Twitch users can now face punitive action from the service for actions that occurred offline, on other platforms, or before starting to use Twitch.
Amazon-owned Twitch announced the changes in a post on their official blog, titled Our plan to deal with serious out-of-service misconduct.
This follows updates to the Hateful Conduct and Harassment Service Policy took effect on January 22, as good as November meeting Angela Hession, former head of game security and trust at Microsoft, as vice president of trust and security at Twitch.
Under the new rules, Twitch may take action against users of its service for hateful conduct or harassment that occurs outside of the Twitch services, when directed or committed by members of the Twitch community and where there are abuses. verifiable evidence available on the subject.
To this end, Twitch has created a dedicated email address, [email protected], for confidential reports of misconduct by Twitch account holders. It also brought in an anonymous law firm with expertise in conducting independent workplace and campus investigations, and increased the size of its internal enforcement response team. the law.
In January, we started implementing our updated Hateful Conduct and Harassment Policy to better protect everyone on Twitch.
Today we want to share our plans on how to handle incidents that occur on Twitch.
Twitch (@Twitch) April 7, 2021
There is room to be cynical here. Twitch has been known in the past for an inconsistent or completely missing app within its community, such as how it took until 2020 for Dr. Disrespect eat a permanent ban. Last summer, a number of Twitch streamers partnered up stopped broadcasting for 24 hours under the hashtag #TwitchBlackout, to protest Twitch’s lack of action against discrimination and harassment on its platform.

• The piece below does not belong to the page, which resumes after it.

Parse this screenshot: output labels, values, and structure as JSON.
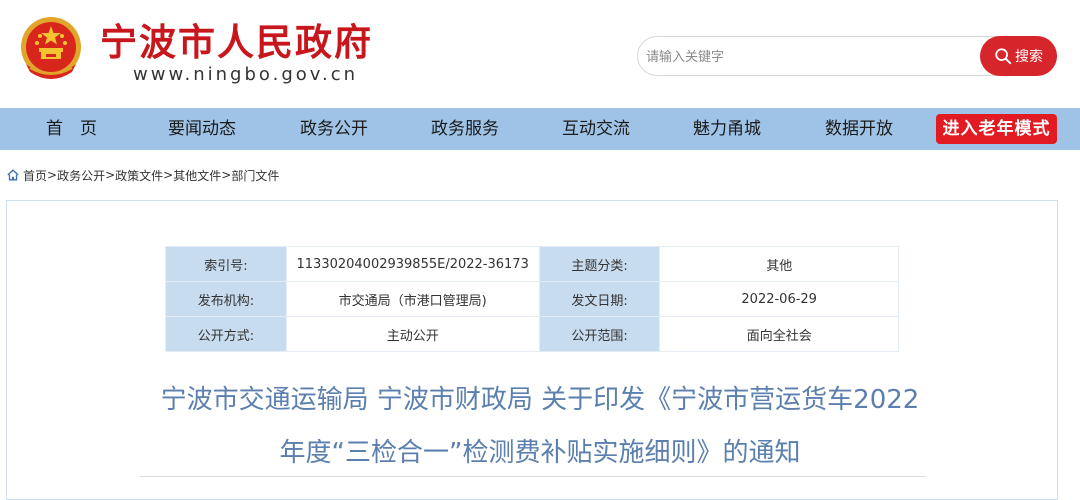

However, its new policies represent a big step forward in overall content moderation for Twitch, even compared to comparable sites like YouTube, and are unique in terms of targeting offline behavior.
The Twitchs blog post is careful to state that the misconduct targeted by this measure is anything that poses a substantial security risk to Twitchs users and the Twitch community. Examples include, and are not limited to violent extremism, terrorist recruitment, leadership or membership in known hate groups, sexual assault, and credible threats of violence against Twitch itself or its staff.
Twitch further encourages its users who have encountered this type of behavior from other Twitch users to file law enforcement reports first, rather than simply having the offender kicked off Twitch and qualify it as good.
If someone has violated these guidelines, Twitch’s punitive actions can begin with an indefinite suspension for a first violation. The policy continues by specifying that a person who has committed a relevant violation, such as a form of serious abuse, can obtain the termination of their account, and will subsequently be prohibited from registering a new account.
Twitch further promises that it will only take action when it has received evidence for an account holder’s actions, such as screenshots, interviews, videos or police reports, and when its principal investigators or third parties will have been able to verify this evidence.
Given its meteoric rise and growing importance over the past year, it may be that Twitch is finally pulling its own steam here, or maybe just trying to avoid disruption as more and more US lawmakers keep attacking section 230.